Before joining AEI, McInnis served as a senior analyst and in other leadership positions for the US Department of Defense.
McInnis has a master’s degree in international relations from the School of Advanced International Studies at Johns Hopkins University and another master’s degree in European studies from New York University. He obtained a bachelor’s degree in international studies from Eckerd College in Florida.
Senior Analyst, US Department of Defense, 1998–2013
Senior Iran Analyst, US Central Command (CENTCOM), 2010–13
Senior Leadership, Analytic and Advisory Positions, Multi-National Force–Iraq and Multi-National Corps-Iraq (in support of Generals George W. Casey Jr., David Petraeus, and Raymond T. Odierno), CENTCOM, 2006–07

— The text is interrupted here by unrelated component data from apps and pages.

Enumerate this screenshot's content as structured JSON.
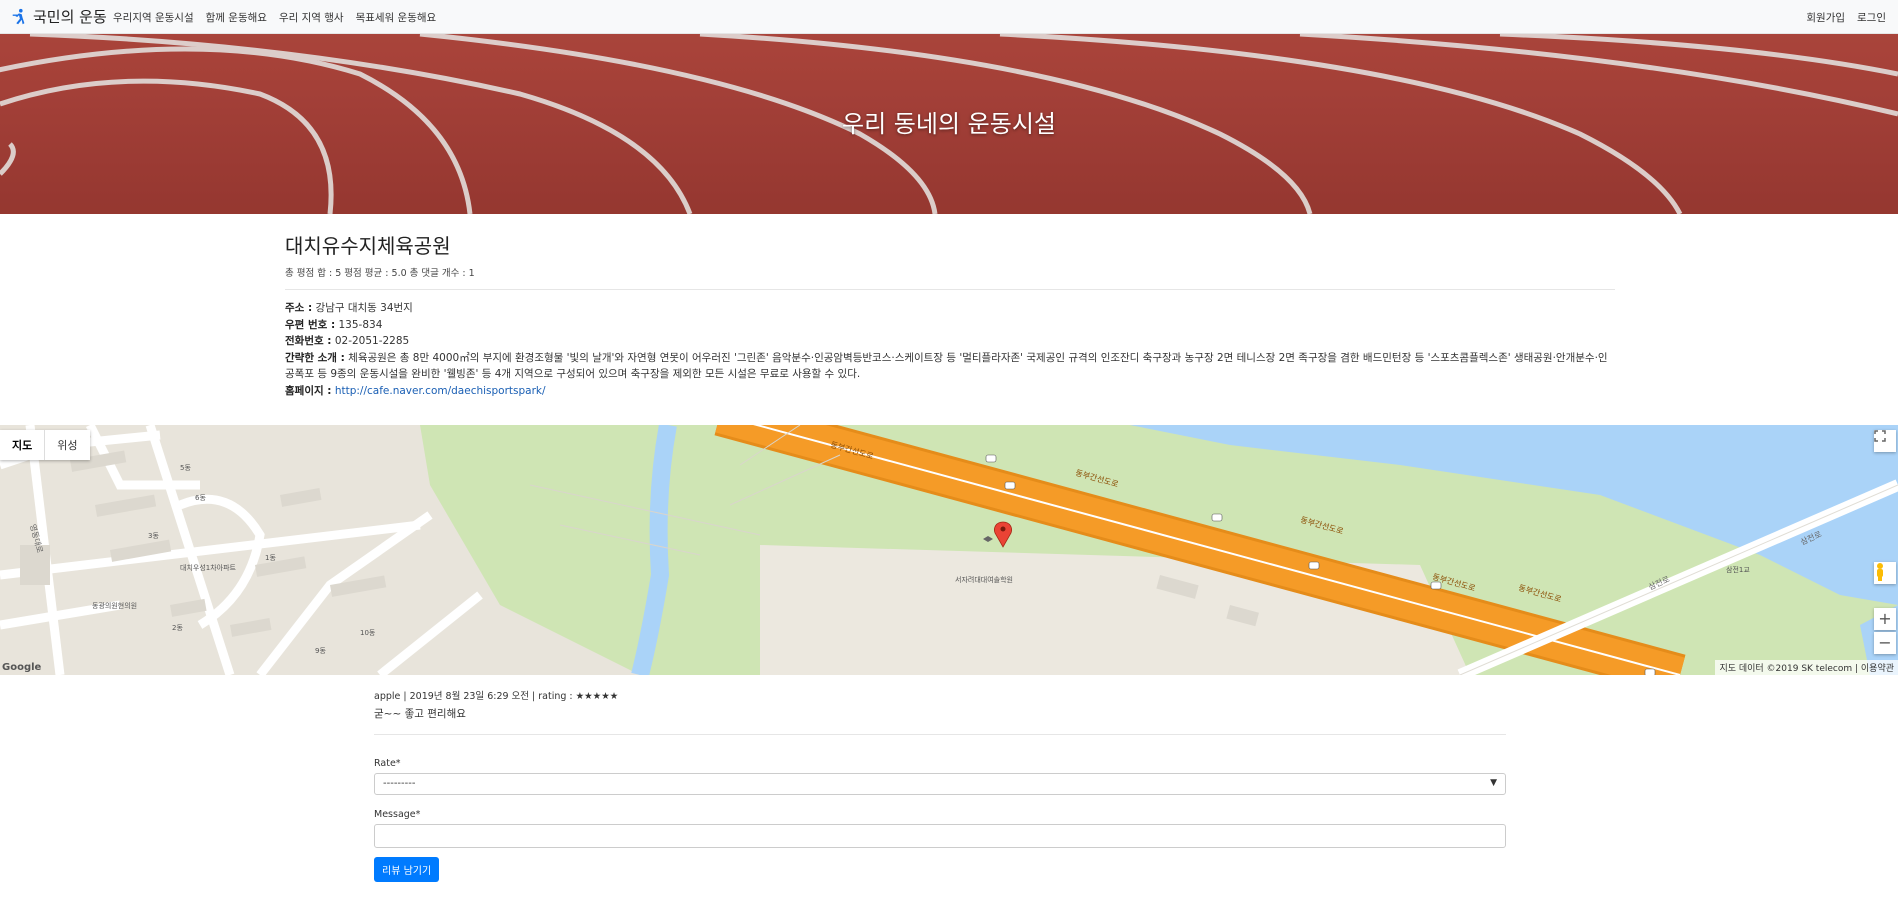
{
  "nav": {
    "brand": "국민의 운동",
    "links": [
      "우리지역 운동시설",
      "함께 운동해요",
      "우리 지역 행사",
      "목표세워 운동해요"
    ],
    "right": [
      "회원가입",
      "로그인"
    ]
  },
  "hero": {
    "title": "우리 동네의 운동시설"
  },
  "facility": {
    "name": "대치유수지체육공원",
    "stats": "총 평점 합 : 5 평점 평균 : 5.0 총 댓글 개수 : 1",
    "address_label": "주소 :",
    "address": "강남구 대치동 34번지",
    "zip_label": "우편 번호 :",
    "zip": "135-834",
    "phone_label": "전화번호 :",
    "phone": "02-2051-2285",
    "intro_label": "간략한 소개 :",
    "intro": "체육공원은 총 8만 4000㎡의 부지에 환경조형물 '빛의 날개'와 자연형 연못이 어우러진 '그린존' 음악분수·인공암벽등반코스·스케이트장 등 '멀티플라자존' 국제공인 규격의 인조잔디 축구장과 농구장 2면 테니스장 2면 족구장을 겸한 배드민턴장 등 '스포츠콤플렉스존' 생태공원·안개분수·인공폭포 등 9종의 운동시설을 완비한 '웰빙존' 등 4개 지역으로 구성되어 있으며 축구장을 제외한 모든 시설은 무료로 사용할 수 있다.",
    "homepage_label": "홈페이지 :",
    "homepage": "http://cafe.naver.com/daechisportspark/"
  },
  "map": {
    "type_map": "지도",
    "type_satellite": "위성",
    "attribution": "지도 데이터 ©2019 SK telecom | 이용약관",
    "google": "Google",
    "zoom_in": "+",
    "zoom_out": "−",
    "labels": {
      "road1": "동부간선도로",
      "road2": "동부간선도로",
      "road3": "동부간선도로",
      "road4": "동부간선도로",
      "road5": "동부간선도로",
      "samjeon": "삼전로",
      "samjeon2": "삼전로",
      "school": "서자려대대여솔학원",
      "apt": "대치우성1차아파트",
      "hospital": "동광의원현의원",
      "gangnam": "영동대로"
    }
  },
  "review": {
    "meta": "apple | 2019년 8월 23일 6:29 오전 | rating : ★★★★★",
    "message": "굳~~ 좋고 편리해요"
  },
  "form": {
    "rate_label": "Rate*",
    "rate_value": "---------",
    "message_label": "Message*",
    "message_value": "",
    "submit": "리뷰 남기기"
  },
  "colors": {
    "primary": "#007bff",
    "track": "#a8433b",
    "highway": "#f59b27",
    "water": "#aad3f8",
    "park": "#cfe5b4"
  }
}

Analyst, Strategic Planning and Leadership Positions Covering Iran, Iraq, the broader Middle East, South Asia, China, and Counterproliferation Issues, 1998–2010
M.A., international relations, School of Advanced International Studies, Johns Hopkins University M.A., European studies, New York University B.A., international studies, Eckerd College
Please join analysts from the United States and across the Middle East to discuss Shi‘ite strategies to preserve communal independence and how the United States can successfully work with Shi‘ite communities outside Iran.
If the U.S. is to develop a more effective response to Iranian-sponsored terrorism, the most critical question that must first be asked is: why does Iran pursue these activities in the first place? Terrorism must be understood as an essential tool for Iran to both protect the regime and ensure the continuation of the 1979 Islamic Revolution.
Following the interim nuclear deal with Iran, AEI will host an event to discuss which country will have the most influence in the Middle East, what direction new governments will take, and how changing regional dynamics will impact US national security.
A review of the soft-power strategies of both the United States and the Islamic Republic of Iran in the Middle East and Afghanistan makes clear a disturbing fact: Tehran has a coherent, if sometimes ineffective strategy to advance its aims in the Middle East and around the world. The United States does not.